The poor eating patterns that go along with addiction can also lead to an increased risk of long-term health problems. Diabetes, weight problems and hypertension can develop as a result of neglecting diet and exercise.
Poor Nutrition and Cravings
If nutritional therapy isn’t included as part of a program of recovery, nutritional deficiencies can increase the risk of relapse. When your body isn’t properly nourished, you may experience symptoms of low energy, depression and anxiety. These symptoms can set off a familiar sensation of craving mind-altering chemicals to relieve them.
For a recovering alcoholic or addict, feelings of hunger can be mistaken as cravings for substances. Sugar and caffeine are substances that may provide a temporary rush, so these should be limited to avoid setting off cravings and to allow more room for nutritious foods. Different foods can affect your blood sugar and your energy level.
Regular mealtimes are also an important aspect of good nutritional habits. With the help of a dietitian, you can learn to recognize how food may be affecting your energy level and your moods. Small, frequent meals may help you to avoid getting overly hungry.
Good Nutrition in Addiction Recovery
Nutritional needs can vary from one individual to another. Factors that need to be considered include the substance of choice along with the impact of any co-occurring conditions such as eating disorders or diabetes.
An important aspect of recovery from addiction is learning to begin to practice new habits of self-care. Good nutrition is part of an overall healthy lifestyle that can help lead to good mental health. As part of your recovery, you need to be sure to eat healthy meals and snacks and avoid relying on fast foods or high-calorie foods with low nutritional value. Your diet should include nutrient-dense foods such as:
- Low-fat dairy products
- Whole grains
- Protein from lean meats, fish, poultry, nuts or legumes
Nutritional therapy is an important part of the healing process in addiction recovery. A registered dietitian can give you expert guidance regarding changes you may need to make to your diet in order to help your body heal and to reduce the risk of cravings triggered by poor nutrition.
If you or a loved one are struggling with addiction to drugs or alcohol, please call us at (866) 339-3544 or submit the form below to learn more about our addiction treatment programs in Los Angeles.

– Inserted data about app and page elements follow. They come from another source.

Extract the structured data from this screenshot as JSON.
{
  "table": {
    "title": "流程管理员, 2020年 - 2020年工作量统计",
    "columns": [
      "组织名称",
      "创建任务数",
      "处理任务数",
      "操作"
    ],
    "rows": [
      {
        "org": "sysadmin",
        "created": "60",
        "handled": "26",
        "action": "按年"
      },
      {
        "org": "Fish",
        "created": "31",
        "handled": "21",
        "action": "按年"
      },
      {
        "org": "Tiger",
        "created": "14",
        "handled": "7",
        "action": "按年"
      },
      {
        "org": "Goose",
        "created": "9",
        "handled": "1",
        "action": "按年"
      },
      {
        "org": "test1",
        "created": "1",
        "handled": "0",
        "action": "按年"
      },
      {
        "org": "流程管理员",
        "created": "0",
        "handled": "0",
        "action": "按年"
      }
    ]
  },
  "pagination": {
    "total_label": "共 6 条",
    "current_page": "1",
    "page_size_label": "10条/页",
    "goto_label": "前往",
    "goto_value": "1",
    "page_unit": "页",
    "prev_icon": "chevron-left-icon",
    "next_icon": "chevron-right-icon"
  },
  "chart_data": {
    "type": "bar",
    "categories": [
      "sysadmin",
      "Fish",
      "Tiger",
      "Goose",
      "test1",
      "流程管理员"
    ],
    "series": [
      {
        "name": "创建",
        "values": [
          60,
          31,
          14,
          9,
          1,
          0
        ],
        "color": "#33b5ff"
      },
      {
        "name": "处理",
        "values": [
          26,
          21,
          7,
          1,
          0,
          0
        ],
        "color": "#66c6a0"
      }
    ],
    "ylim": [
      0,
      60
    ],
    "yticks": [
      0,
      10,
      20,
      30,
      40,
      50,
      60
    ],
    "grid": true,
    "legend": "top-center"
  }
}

Since 2004, Lori has worked with the behavioral health treatment community to bring awareness about mental health disorders and evidence-based treatments. Lori strives to help people better understand mental illness and provide support to those needing help and their families. As a mental health advocate, Lori works to be a voice for those suffering from substance abuse, dual diagnosis, borderline personality disorder, depression, anxiety, trauma, or any other disorder.